crimes and misdemeanors

Cursing at a Cop Is Legal (But Still Not a Good Idea)

Protesters face off following a Staten Island, New York grand jury's decision not to indict a police officer in the chokehold death of Eric Garner on December 3, 2014 in Oakland, California.
Photo: Elijah Nouvelage/Getty Images

Good news for free-speech advocates and regular old potty mouths: The New York State Court of Appeals has ruled that the NYPD was wrong to arrest Richard Gonzalez, a maintenance worker who, as the Associated Press put it, “shouted obscenities and gesticulated” at a group of officers in a subway station back in 2011. The cops deemed Gonzalez’s bad language disorderly conduct, which gave them probable cause to search him. An (illegal) gravity knife was found on Gonzalez, and he ended up charged with possessing a weapon, as well.

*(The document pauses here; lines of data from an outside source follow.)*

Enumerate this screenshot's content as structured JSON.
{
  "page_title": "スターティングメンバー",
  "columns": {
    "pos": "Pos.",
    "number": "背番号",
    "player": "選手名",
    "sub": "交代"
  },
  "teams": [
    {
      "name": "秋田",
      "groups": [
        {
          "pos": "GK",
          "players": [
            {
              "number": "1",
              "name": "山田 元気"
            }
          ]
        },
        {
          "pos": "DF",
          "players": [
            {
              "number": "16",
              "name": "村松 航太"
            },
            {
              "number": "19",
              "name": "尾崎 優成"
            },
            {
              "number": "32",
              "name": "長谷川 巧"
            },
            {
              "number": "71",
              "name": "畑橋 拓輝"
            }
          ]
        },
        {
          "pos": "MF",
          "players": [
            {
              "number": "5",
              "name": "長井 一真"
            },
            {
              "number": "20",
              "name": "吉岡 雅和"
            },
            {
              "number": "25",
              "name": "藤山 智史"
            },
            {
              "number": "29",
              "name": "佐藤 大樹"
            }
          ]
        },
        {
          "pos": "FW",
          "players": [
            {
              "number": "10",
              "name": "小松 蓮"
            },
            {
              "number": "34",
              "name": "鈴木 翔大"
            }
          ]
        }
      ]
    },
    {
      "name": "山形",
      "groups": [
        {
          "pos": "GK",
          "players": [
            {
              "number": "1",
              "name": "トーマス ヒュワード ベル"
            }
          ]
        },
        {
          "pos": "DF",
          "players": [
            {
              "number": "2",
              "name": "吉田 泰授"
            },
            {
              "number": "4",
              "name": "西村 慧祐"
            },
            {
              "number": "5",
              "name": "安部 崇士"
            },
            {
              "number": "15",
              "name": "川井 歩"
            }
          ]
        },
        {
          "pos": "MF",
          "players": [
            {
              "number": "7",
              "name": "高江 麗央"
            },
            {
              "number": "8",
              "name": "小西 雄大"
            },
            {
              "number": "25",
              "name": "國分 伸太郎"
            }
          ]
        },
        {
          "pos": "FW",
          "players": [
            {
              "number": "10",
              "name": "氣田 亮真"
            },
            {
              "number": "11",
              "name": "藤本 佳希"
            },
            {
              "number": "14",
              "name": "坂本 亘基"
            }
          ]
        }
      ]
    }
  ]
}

Gonzalez was sentenced to three and a half to seven years in prison. But at the end of last week, the Court decided that his profanity-laced rant did not, in fact, constitute disorderly conduct, which was described as a dispute that reaches “a point where it becomes a potential or immediate public problem.” (Because the officers used Gonzalez’s not-so-disorderly conduct to justify the search that turned up the knife, the weapons charge and conviction were also tossed out.) As the Marshall Project explains, people are free to say what they want to the police so long as their words don’t “threaten violence” or seem “likely to incite a violent response.” So, know your rights — but also do your best to keep the cursing to a minimum when interacting with cops, who will continue to not take kindly to F-bombs, regardless of how many they lob themselves.

Cursing at a Cop Is Legal